**EXERCISE AIM:**
What is needed is a single figure: how many lines of the records below contain the word "website".

***** DATA EXTRACTS *****

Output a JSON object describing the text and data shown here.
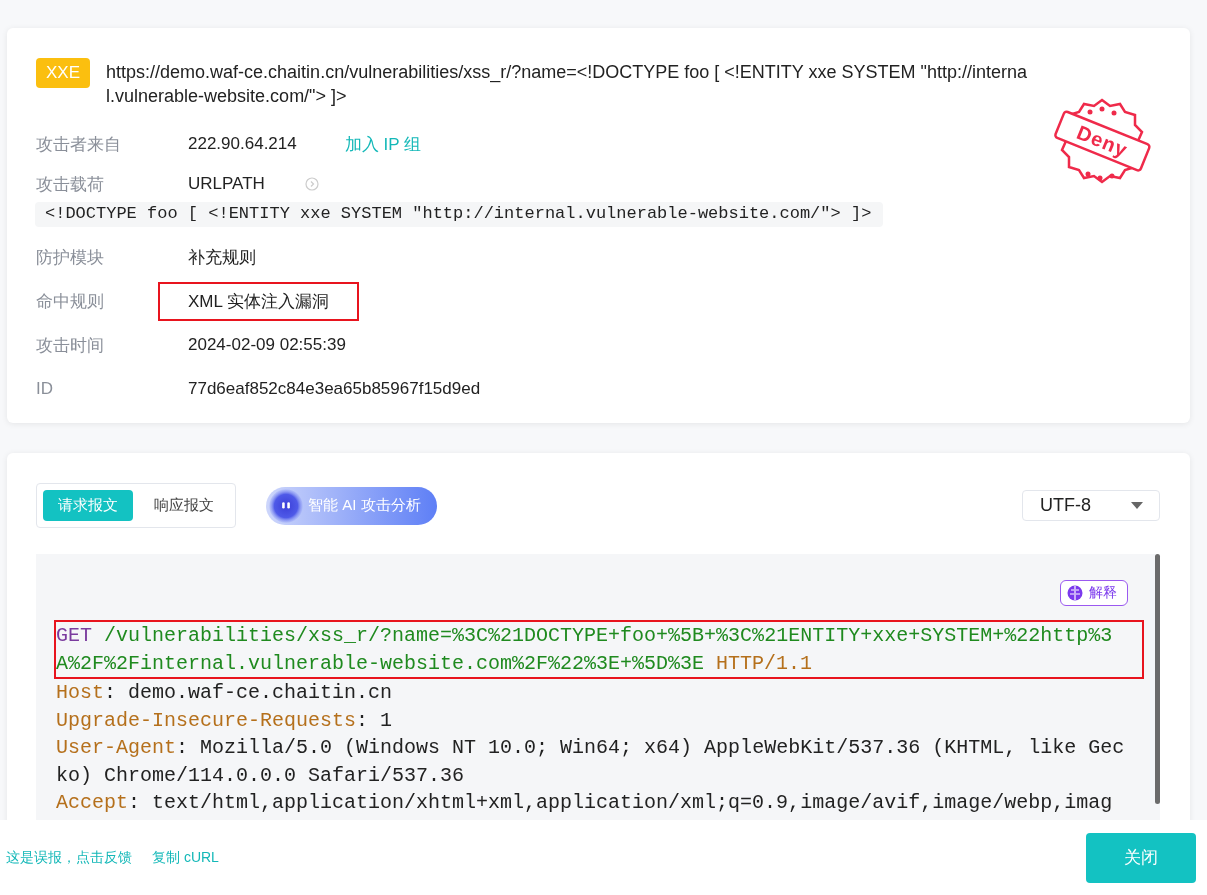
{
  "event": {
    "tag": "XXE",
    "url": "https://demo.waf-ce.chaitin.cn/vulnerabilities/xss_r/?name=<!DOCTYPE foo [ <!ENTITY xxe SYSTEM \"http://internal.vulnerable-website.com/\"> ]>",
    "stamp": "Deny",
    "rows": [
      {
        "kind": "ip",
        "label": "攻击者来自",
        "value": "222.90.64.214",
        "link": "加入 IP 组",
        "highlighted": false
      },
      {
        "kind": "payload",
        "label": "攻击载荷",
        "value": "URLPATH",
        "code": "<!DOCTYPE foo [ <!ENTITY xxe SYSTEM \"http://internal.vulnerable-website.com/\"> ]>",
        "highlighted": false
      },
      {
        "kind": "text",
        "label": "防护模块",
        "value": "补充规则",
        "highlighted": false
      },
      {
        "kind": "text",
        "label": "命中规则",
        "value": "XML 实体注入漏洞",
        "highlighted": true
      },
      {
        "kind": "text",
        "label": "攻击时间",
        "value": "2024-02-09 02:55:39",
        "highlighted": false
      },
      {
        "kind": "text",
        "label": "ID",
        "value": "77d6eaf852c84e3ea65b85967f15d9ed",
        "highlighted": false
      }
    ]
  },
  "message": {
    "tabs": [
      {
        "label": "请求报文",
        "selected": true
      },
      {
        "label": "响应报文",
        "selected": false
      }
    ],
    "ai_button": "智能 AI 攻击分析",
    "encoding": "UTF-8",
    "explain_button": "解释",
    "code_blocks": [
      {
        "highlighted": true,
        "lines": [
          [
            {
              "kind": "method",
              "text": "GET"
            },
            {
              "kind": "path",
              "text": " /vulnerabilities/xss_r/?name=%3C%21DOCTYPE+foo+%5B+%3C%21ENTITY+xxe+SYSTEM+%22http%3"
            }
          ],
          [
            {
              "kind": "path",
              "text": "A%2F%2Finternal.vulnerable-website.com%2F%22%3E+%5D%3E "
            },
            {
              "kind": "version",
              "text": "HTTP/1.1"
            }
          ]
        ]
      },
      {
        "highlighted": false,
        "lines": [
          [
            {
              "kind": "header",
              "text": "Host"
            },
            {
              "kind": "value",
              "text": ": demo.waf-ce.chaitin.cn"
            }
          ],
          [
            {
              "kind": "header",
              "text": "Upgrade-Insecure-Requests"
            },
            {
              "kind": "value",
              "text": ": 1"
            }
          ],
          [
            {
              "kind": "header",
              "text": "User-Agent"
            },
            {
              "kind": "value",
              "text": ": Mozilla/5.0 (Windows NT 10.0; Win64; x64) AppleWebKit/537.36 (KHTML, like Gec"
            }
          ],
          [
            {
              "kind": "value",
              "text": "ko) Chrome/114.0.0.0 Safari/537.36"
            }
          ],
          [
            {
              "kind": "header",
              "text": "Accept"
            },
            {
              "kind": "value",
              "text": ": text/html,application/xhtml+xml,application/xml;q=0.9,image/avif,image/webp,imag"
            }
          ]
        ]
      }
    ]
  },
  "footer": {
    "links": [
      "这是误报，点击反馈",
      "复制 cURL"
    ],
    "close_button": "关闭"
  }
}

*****
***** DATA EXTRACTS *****

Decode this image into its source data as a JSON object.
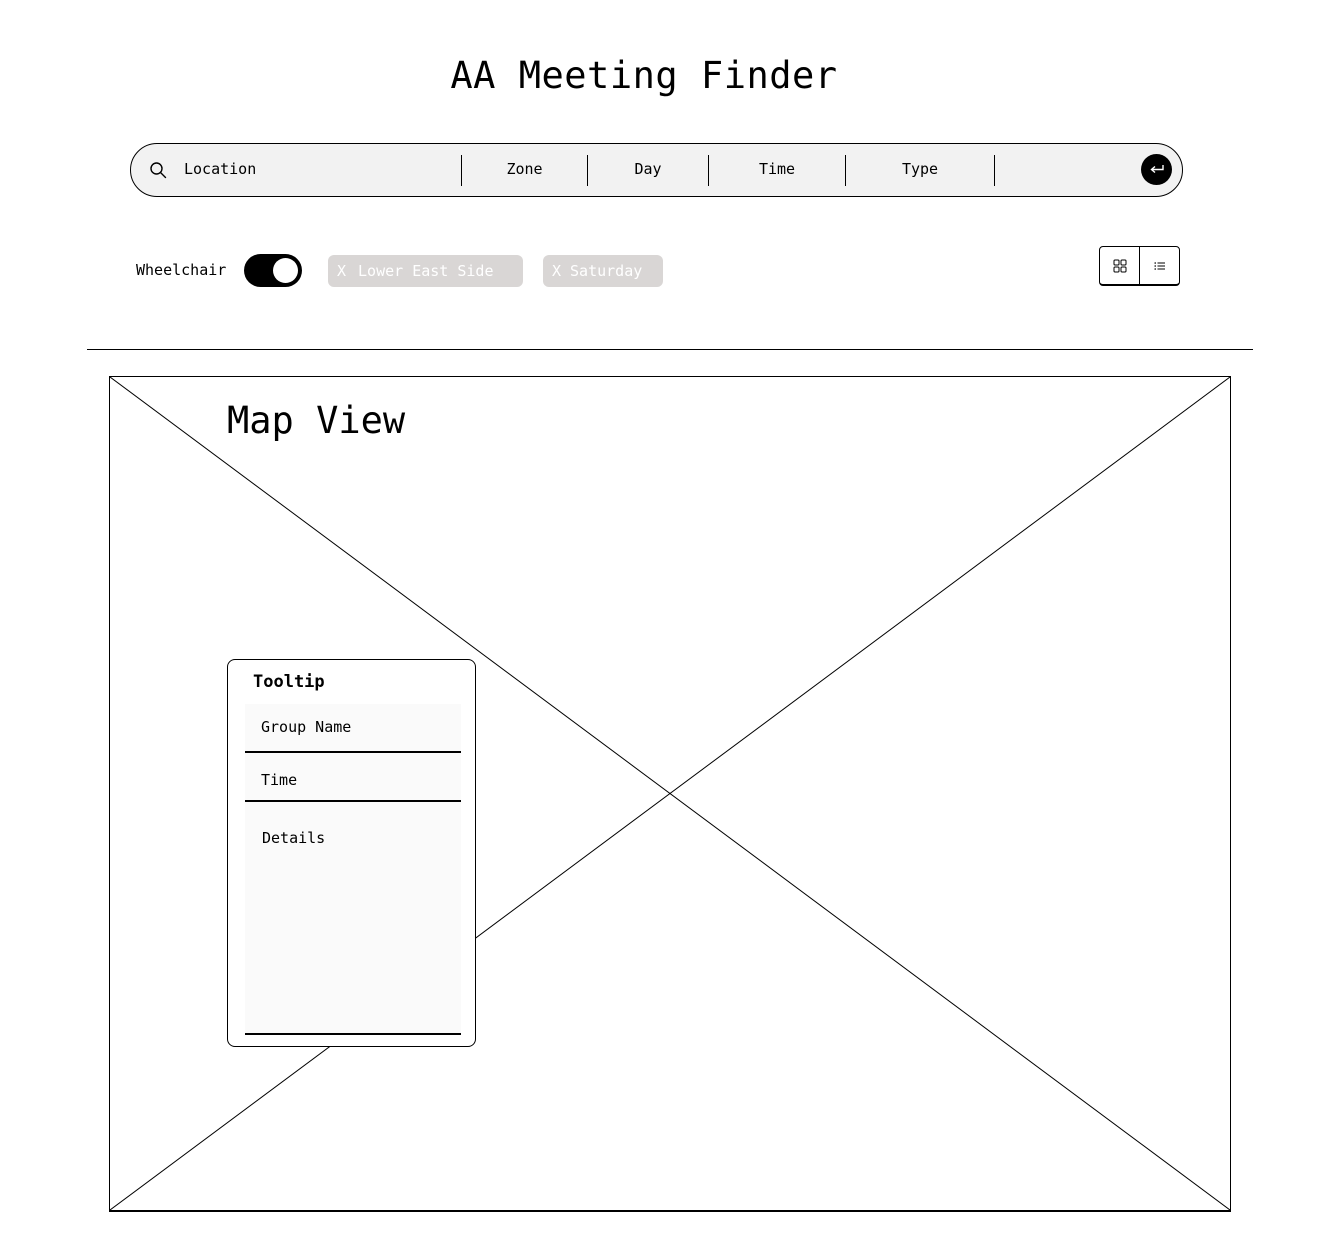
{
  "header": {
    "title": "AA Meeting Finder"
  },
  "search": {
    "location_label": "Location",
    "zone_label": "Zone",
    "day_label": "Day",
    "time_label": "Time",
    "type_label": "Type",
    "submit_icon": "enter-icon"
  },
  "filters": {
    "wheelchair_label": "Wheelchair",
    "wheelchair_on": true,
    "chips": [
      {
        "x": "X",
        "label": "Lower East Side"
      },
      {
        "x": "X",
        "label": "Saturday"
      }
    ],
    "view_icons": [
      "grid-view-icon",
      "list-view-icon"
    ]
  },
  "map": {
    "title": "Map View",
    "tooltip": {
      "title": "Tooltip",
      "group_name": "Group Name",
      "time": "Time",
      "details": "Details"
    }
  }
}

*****

**TASK OUTPUT:**
3